- **WORK REQUEST**
For each line of the data below, copy it if it holds the word "true".

Content starts

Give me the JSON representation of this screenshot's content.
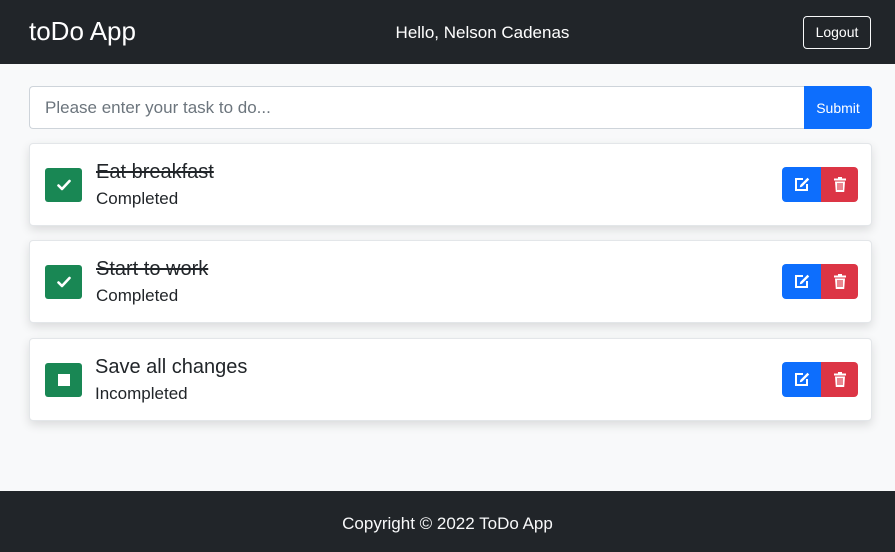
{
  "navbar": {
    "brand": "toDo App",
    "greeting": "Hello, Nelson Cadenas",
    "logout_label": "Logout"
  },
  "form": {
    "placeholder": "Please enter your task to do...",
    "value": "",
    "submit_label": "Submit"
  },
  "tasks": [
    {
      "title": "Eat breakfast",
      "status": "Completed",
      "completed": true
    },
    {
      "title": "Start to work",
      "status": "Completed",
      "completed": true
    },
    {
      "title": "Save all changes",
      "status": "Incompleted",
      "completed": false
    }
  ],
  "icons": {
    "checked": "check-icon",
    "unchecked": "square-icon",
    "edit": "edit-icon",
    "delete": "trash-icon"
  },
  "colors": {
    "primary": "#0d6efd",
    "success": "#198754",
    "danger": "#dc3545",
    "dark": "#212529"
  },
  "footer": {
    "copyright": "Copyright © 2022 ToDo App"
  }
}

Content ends
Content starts

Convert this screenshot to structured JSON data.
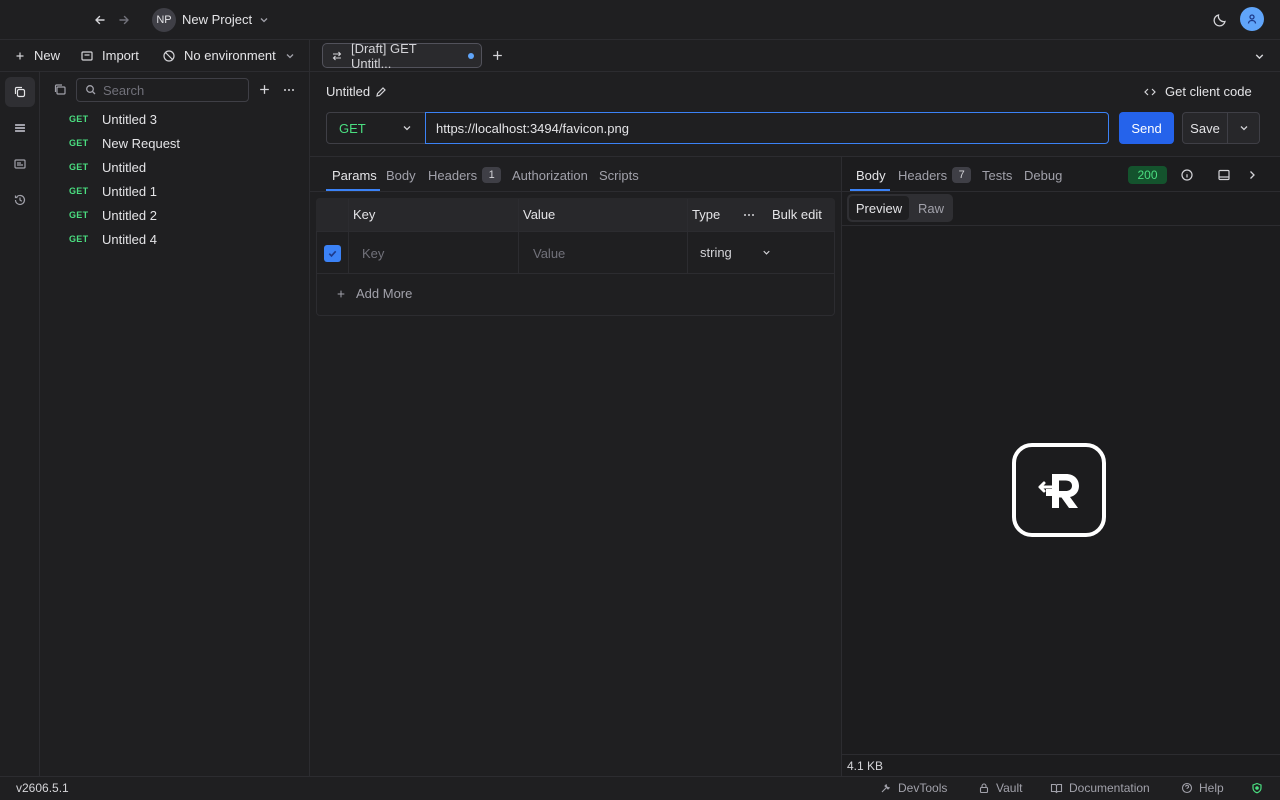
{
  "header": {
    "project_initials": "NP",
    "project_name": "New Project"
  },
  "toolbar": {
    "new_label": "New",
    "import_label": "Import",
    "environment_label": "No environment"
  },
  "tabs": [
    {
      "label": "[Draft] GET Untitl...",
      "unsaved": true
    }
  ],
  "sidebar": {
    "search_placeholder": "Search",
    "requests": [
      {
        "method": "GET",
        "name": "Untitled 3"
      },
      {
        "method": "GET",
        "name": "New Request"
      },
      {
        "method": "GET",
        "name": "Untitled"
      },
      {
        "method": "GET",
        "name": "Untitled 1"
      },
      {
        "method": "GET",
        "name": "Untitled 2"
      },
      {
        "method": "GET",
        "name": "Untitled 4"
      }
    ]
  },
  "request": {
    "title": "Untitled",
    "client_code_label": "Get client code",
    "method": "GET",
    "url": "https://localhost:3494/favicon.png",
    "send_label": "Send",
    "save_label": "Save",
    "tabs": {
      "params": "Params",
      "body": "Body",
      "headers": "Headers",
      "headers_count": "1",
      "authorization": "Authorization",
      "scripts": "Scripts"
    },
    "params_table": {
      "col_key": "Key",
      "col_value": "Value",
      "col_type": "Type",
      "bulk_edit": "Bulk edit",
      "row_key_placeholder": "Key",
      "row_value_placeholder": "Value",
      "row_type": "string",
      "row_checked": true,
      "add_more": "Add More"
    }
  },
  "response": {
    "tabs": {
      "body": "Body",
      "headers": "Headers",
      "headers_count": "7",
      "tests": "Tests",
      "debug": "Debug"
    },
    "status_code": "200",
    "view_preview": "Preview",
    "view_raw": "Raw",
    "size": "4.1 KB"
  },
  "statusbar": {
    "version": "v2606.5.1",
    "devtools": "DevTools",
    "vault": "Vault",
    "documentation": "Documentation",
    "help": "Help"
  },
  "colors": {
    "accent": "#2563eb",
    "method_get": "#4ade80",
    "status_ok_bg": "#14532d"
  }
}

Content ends

- **EXERCISE OUTPUT**
      "completed": true
      "completed": true
      "unsaved": true
      "row_checked": true,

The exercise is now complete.